The Way Things Go (Der Lauf der Dinge) is a thirty-minute film by Swiss artists Peter Fischli and David Weiss featuring a series of chain reactions involving ordinary objects. It is also one of the truly amazing works of art produced in the late twentieth century. Admired, even loved, by members of the public as much as it is praised by the more specialist audience of artists, critics, and curators, The Way Things Go was perhaps the most popular work shown at Documenta 8, Kassel, in 1987.
Marc Camille Chaimowicz (born in 1947) was one of the first artists to merge the realms of performance and installation art. Chaimowicz distinguished himself in an era of stark minimalism by his unabashed pursuit of the beautiful, establishing himself in the 1970s with art that was playful and subtly seductive. Chaimowicz's post-Pop scatter environments owed as much to glam rock as to art practice and were informed by modern French literature (Gide, Cocteau, Proust, and Gênet) as well as by art theory. His important 1972 installation Celebration?
"You want beauty? I'll give you beauty!" ;Mary HeilmannMary Heilmann is one of the most important abstract painters of her generation. Her distinctively fluid, humorous, and bright canvases combine the modes of Abstract Expressionism with a vibrant Pop sensibility. Heilmannn's 1979 painting in hot pink and black, evocatively titled Save the Last Dance for Me, marked a shift in the artist’s perspective. Heilmann describes it: "Now the work came from a different place.
Joan Jonas approaches video as a drawing tool, a mirror, and a framing device. Since 1968, she has used video and performance to explore ways of seeing, the rhythms of ritual, and the archetypal authority of objects and gestures. With her influential 1976 work, I Want to Live in the Country (And Other Romances) Jonas nimbly structures an elliptical narrative that unmistakably establishes her voice and visual lexicon.
In Richard Prince's 1977 work Untitled (couple), difference mixes uncannily with sameness. We can't quite tell whether the shiny couple we see is human or android; their clothing seems curiously out of date. Why do they fascinate us? What is it about their typicality that produces an impression of strangeness?Michael Newman explores Prince's work and his revival of the image through photography--rephotographed reproduced photographs--after the impasses of conceptualism.
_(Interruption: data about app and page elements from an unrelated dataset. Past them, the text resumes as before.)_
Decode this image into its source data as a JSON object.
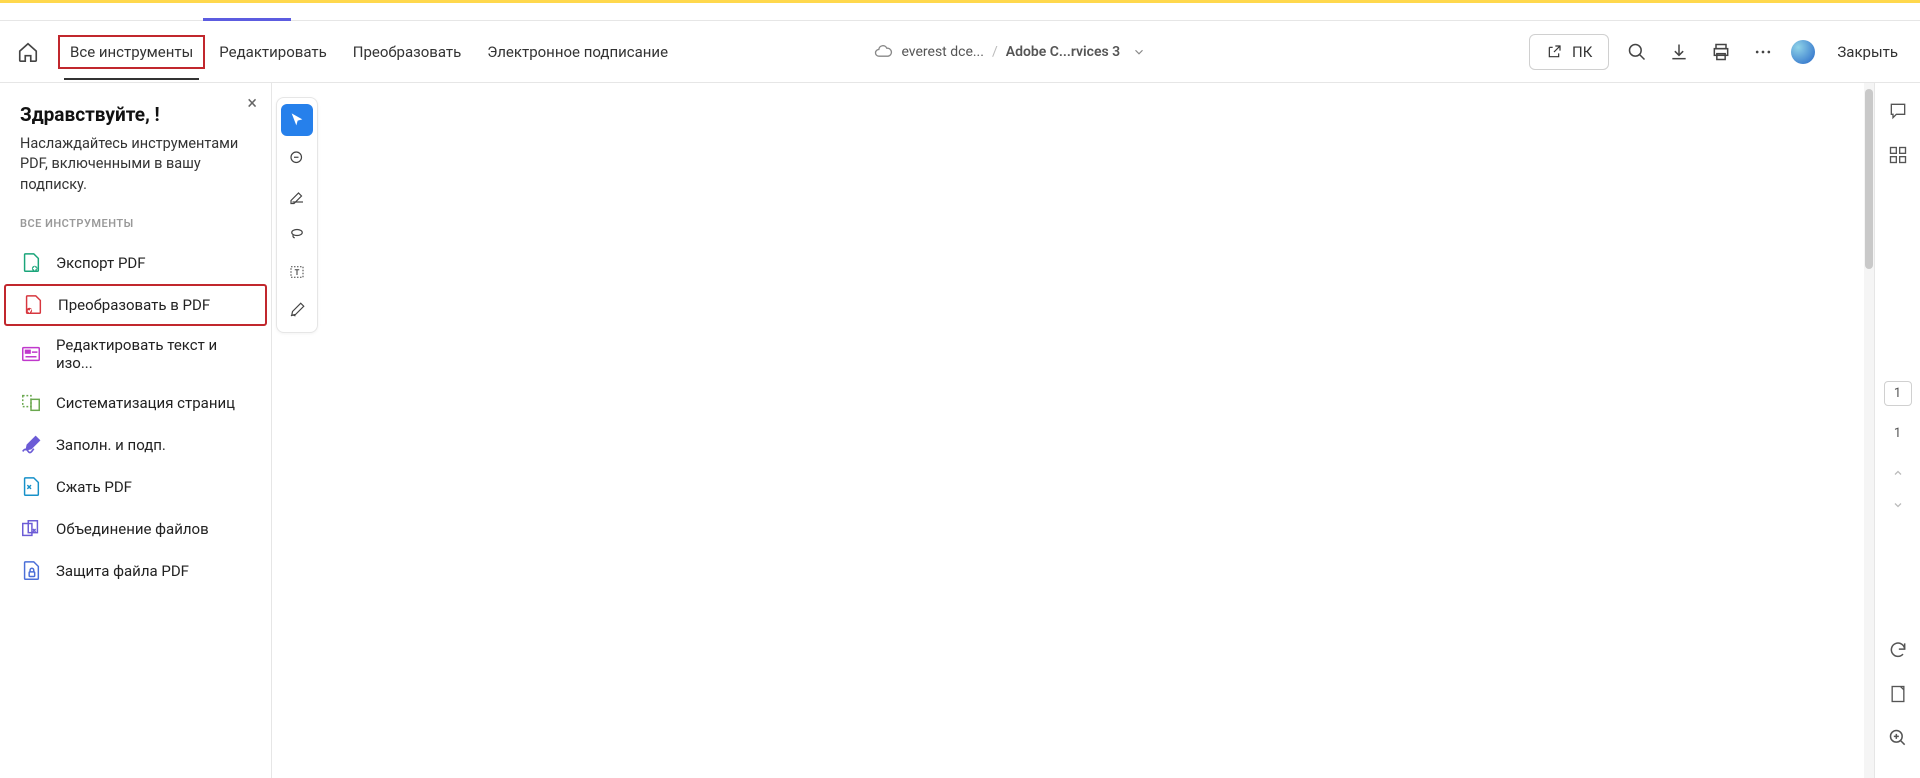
{
  "toolbar": {
    "menu": [
      "Все инструменты",
      "Редактировать",
      "Преобразовать",
      "Электронное подписание"
    ],
    "doc_user": "everest dce...",
    "doc_title": "Adobe C...rvices 3",
    "pk_label": "ПК",
    "close_label": "Закрыть"
  },
  "sidebar": {
    "greeting": "Здравствуйте, !",
    "desc": "Наслаждайтесь инструментами PDF, включенными в вашу подписку.",
    "section_label": "ВСЕ ИНСТРУМЕНТЫ",
    "tools": [
      {
        "label": "Экспорт PDF"
      },
      {
        "label": "Преобразовать в PDF"
      },
      {
        "label": "Редактировать текст и изо..."
      },
      {
        "label": "Систематизация страниц"
      },
      {
        "label": "Заполн. и подп."
      },
      {
        "label": "Сжать PDF"
      },
      {
        "label": "Объединение файлов"
      },
      {
        "label": "Защита файла PDF"
      }
    ]
  },
  "right_rail": {
    "page_current": "1",
    "page_total": "1"
  }
}
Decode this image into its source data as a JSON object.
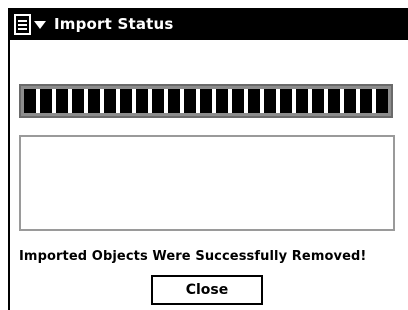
{
  "window": {
    "title": "Import Status",
    "menu_icon": "document-menu-icon"
  },
  "progress": {
    "fraction": 1.0
  },
  "status_box": {
    "text": ""
  },
  "message": "Imported Objects Were Successfully Removed!",
  "close_button": {
    "label": "Close"
  },
  "colors": {
    "titlebar_bg": "#000000",
    "titlebar_text": "#ffffff",
    "progress_frame": "#8c8c8c",
    "progress_segment": "#000000",
    "status_box_border": "#9a9a9a"
  }
}
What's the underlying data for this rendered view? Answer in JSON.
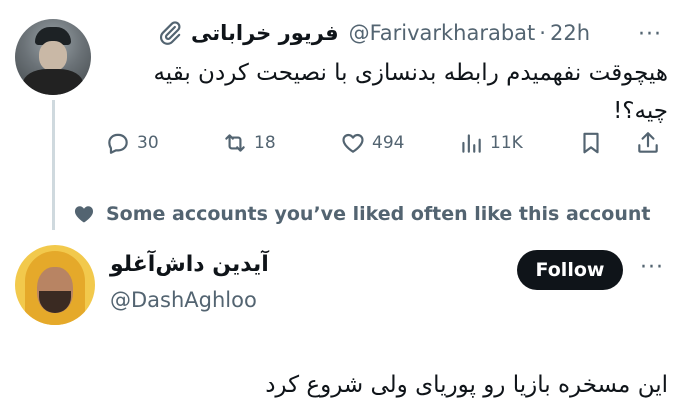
{
  "tweet": {
    "author_name": "فریور خراباتی",
    "handle": "@Farivarkharabat",
    "separator": "·",
    "time": "22h",
    "more": "···",
    "text": "هیچوقت نفهمیدم رابطه بدنسازی با نصیحت کردن بقیه چیه؟!",
    "stats": {
      "replies": "30",
      "reposts": "18",
      "likes": "494",
      "views": "11K"
    }
  },
  "social_context": "Some accounts you’ve liked often like this account",
  "suggested": {
    "name": "آیدین داش‌آغلو",
    "handle": "@DashAghloo",
    "follow_label": "Follow",
    "more": "···",
    "text": "این مسخره بازیا رو پوریای ولی شروع کرد"
  },
  "colors": {
    "text": "#0f1419",
    "muted": "#536471",
    "button_bg": "#0f1419",
    "button_text": "#ffffff",
    "thread_line": "#cfd9de"
  }
}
The artistic map of Europe contains different degrees of detail and resolution. Italy, France, and Spain are presented in fine grain, but the Balkan peninsula is little more than a vague outline. England, Germany, and Scandinavia have many features filled in, but to the east of Germany things are blurred. Until recently, cities like Sofia, Odessa, Skopje, and Belgrade had next to no definition.
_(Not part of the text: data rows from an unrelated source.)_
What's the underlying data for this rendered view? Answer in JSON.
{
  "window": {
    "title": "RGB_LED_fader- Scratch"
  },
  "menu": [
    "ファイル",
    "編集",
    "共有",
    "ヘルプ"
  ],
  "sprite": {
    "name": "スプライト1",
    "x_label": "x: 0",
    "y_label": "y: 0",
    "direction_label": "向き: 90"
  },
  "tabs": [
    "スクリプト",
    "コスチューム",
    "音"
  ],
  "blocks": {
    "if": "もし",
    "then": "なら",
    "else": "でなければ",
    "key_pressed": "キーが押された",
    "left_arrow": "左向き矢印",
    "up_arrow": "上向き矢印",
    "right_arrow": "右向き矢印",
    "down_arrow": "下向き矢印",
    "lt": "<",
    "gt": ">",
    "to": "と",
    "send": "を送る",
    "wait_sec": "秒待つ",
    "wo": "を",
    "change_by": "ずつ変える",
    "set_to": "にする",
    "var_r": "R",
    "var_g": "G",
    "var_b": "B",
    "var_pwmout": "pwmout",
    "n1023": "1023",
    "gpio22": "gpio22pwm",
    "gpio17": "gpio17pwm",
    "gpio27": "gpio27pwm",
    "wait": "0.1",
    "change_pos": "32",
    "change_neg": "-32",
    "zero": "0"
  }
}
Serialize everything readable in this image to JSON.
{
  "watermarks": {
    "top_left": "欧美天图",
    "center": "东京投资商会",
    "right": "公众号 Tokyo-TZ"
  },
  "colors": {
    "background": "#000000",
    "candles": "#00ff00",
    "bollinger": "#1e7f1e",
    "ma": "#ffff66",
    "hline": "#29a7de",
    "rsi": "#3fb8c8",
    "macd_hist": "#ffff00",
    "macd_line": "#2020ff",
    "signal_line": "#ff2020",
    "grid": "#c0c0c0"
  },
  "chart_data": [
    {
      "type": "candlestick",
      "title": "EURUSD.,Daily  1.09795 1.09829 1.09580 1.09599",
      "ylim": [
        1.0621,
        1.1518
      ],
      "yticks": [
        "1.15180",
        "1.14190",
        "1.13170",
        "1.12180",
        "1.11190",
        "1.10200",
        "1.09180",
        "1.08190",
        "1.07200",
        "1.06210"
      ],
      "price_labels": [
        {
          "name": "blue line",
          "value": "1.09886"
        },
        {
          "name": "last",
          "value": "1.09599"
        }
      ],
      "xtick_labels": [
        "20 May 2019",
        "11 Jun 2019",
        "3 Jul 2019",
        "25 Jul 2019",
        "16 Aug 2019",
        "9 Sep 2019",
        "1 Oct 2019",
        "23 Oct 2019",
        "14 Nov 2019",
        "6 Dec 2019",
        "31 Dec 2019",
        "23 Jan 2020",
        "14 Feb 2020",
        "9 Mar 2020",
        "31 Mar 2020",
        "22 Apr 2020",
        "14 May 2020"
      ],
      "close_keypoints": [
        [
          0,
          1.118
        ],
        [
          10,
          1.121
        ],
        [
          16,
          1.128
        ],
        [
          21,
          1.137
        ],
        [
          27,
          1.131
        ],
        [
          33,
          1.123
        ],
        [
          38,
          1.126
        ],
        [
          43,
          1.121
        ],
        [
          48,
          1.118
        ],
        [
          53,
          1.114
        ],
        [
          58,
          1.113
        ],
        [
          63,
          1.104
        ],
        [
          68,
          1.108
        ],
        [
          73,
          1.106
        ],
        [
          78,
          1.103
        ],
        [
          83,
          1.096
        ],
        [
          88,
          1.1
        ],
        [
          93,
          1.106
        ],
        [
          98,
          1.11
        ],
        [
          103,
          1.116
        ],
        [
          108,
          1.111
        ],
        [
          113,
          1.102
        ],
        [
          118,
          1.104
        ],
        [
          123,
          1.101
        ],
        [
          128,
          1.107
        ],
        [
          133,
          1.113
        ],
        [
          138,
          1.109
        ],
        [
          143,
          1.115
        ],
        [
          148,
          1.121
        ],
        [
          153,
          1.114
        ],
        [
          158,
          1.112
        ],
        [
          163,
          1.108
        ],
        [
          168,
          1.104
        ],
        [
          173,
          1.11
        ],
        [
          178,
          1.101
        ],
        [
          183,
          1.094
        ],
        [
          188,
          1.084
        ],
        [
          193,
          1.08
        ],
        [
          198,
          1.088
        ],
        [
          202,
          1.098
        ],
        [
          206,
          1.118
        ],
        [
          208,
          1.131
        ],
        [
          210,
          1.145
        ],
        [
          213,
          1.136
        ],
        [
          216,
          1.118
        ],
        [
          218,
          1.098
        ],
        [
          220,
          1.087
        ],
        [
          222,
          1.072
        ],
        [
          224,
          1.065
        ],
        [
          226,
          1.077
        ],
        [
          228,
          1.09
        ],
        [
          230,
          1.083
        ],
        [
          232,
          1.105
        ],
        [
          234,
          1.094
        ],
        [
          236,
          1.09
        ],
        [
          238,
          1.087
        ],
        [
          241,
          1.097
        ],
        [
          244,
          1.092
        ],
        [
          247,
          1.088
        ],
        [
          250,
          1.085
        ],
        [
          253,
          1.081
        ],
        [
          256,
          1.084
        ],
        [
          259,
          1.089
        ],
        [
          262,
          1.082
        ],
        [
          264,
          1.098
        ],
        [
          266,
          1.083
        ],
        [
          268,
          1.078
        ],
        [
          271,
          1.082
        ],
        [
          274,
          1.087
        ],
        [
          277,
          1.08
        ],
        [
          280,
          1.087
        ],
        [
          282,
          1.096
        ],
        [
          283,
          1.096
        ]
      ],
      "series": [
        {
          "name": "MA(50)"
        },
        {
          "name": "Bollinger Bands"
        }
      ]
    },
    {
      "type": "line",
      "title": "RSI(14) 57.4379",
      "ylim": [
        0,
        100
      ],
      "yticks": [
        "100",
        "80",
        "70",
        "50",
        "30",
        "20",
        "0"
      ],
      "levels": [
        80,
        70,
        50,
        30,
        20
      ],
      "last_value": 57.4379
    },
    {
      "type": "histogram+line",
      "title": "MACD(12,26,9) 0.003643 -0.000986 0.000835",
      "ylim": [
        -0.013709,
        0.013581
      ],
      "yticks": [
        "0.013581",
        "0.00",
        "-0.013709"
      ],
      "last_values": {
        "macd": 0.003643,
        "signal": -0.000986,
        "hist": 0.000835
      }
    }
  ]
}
In 1975 Bas Jan Ader disappeared at sea while trying to sail from the East Coast of the United States to Europe as part of a project titled In Search of the Miraculous. Ader's considerable influence on later conceptual artists stems from the way in which he used the cool analytic and antisubjective aesthetics of conceptual art to explore experiences that would seem definitively subjective--the emotional intensity of tragedy and the romantic quest for the sublime.
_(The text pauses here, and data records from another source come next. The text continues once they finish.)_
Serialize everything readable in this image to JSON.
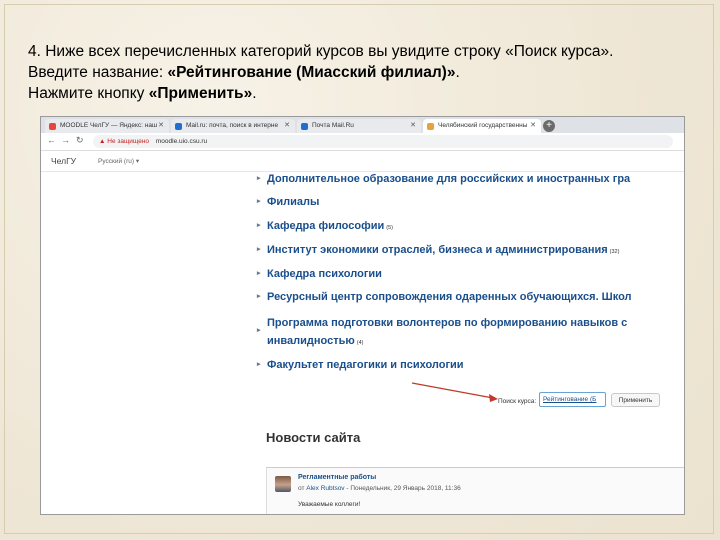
{
  "instructions": {
    "line1": "4. Ниже всех перечисленных категорий курсов вы увидите строку «Поиск курса».",
    "line2_prefix": "Введите название: ",
    "line2_bold": "«Рейтингование (Миасский филиал)»",
    "line2_suffix": ".",
    "line3_prefix": "Нажмите кнопку ",
    "line3_bold": "«Применить»",
    "line3_suffix": "."
  },
  "browser": {
    "tabs": [
      {
        "label": "MOODLE ЧелГУ — Яндекс: наш",
        "active": false,
        "favicon_color": "#e8453c"
      },
      {
        "label": "Mail.ru: почта, поиск в интерне",
        "active": false,
        "favicon_color": "#1f6fd1"
      },
      {
        "label": "Почта Mail.Ru",
        "active": false,
        "favicon_color": "#1f6fd1"
      },
      {
        "label": "Челябинский государственны",
        "active": true,
        "favicon_color": "#e6a23c"
      }
    ],
    "new_tab_icon": "+",
    "address": {
      "security_label": "Не защищено",
      "url": "moodle.uio.csu.ru"
    }
  },
  "site": {
    "logo": "ЧелГУ",
    "language": "Русский (ru) ▾",
    "categories": [
      {
        "label": "Дополнительное образование для российских и иностранных гра",
        "count": ""
      },
      {
        "label": "Филиалы",
        "count": ""
      },
      {
        "label": "Кафедра философии",
        "count": "(5)"
      },
      {
        "label": "Институт экономики отраслей, бизнеса и администрирования",
        "count": "(32)"
      },
      {
        "label": "Кафедра психологии",
        "count": ""
      },
      {
        "label": "Ресурсный центр сопровождения одаренных обучающихся. Школ",
        "count": ""
      },
      {
        "label": "Программа подготовки волонтеров по формированию навыков с",
        "count": ""
      },
      {
        "label": "инвалидностью",
        "count": "(4)"
      },
      {
        "label": "Факультет педагогики и психологии",
        "count": ""
      }
    ],
    "search": {
      "label": "Поиск курса:",
      "value": "Рейтингование (Б",
      "button": "Применить"
    },
    "news": {
      "title": "Новости сайта",
      "post_title": "Регламентные работы",
      "post_meta_prefix": "от ",
      "post_author": "Alex Rubtsov",
      "post_date": " - Понедельник, 29 Январь 2018, 11:36",
      "post_body": "Уважаемые коллеги!"
    }
  },
  "colors": {
    "link": "#1a4f8b",
    "annotation_arrow": "#c0392b"
  }
}
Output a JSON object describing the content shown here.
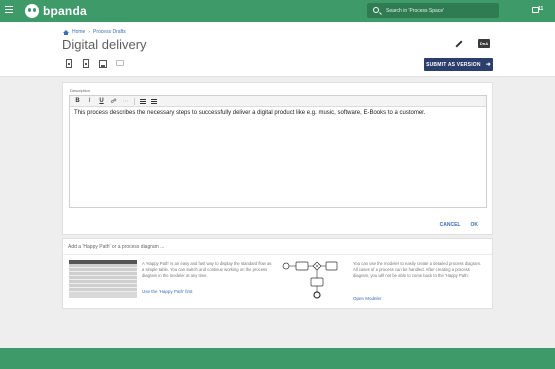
{
  "app": {
    "name": "bpanda",
    "notification_count": "11"
  },
  "search": {
    "placeholder": "Search in 'Process Space'"
  },
  "breadcrumb": [
    {
      "label": "Home"
    },
    {
      "label": "Process Drafts"
    }
  ],
  "page": {
    "title": "Digital delivery",
    "dna_label": "DnA"
  },
  "toolbar": {
    "submit_label": "SUBMIT AS VERSION"
  },
  "description": {
    "label": "Description",
    "text": "This process describes the necessary steps to successfully deliver a digital product like e.g. music, software, E-Books to a customer.",
    "cancel_label": "CANCEL",
    "ok_label": "OK"
  },
  "choice": {
    "title": "Add a 'Happy Path' or a process diagram ...",
    "happy_path_text": "A 'Happy Path' is an easy and fast way to display the standard flow as a simple table. You can switch and continue working on the process diagram in the modeler at any time.",
    "happy_path_link": "Use the 'Happy Path' first",
    "modeler_text": "You can use the modeler to easily create a detailed process diagram. All cases of a process can be handled. After creating a process diagram, you will not be able to come back to the 'Happy Path'.",
    "modeler_link": "Open Modeler"
  },
  "colors": {
    "brand": "#3e9a68",
    "submit": "#2c3e6b",
    "link": "#3b6fb5"
  },
  "icons": [
    "menu-icon",
    "panda-logo-icon",
    "search-icon",
    "notification-icon",
    "home-icon",
    "edit-icon",
    "dna-icon",
    "document-icon",
    "document-settings-icon",
    "save-icon",
    "comment-icon",
    "arrow-right-icon",
    "bold-icon",
    "italic-icon",
    "underline-icon",
    "link-icon",
    "unlink-icon",
    "bullet-list-icon",
    "numbered-list-icon"
  ]
}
In his 1971 short film, (nostalgia) , American artist and writer Hollis Frampton oveturned the conventional narrative roles of words and images. In his account of an artists's transformation from photographer to filmmaker, Frampton burns photographs he had taken and selected from his past along with one found photograph. A calm voice tells a story about an image, but the story is about the following image, not the one shown.
The fictitious hero of this 1984 installation is a lonely dreamer who develops an impossible project: to fly alone in cosmic space. But this dream is also an individual appropriation of a collective Soviet project and the official Soviet propaganda connected to it. Having built a makeshift slingshot, the hero apparently flies through the ceiling of his shabby room and vanishes into space.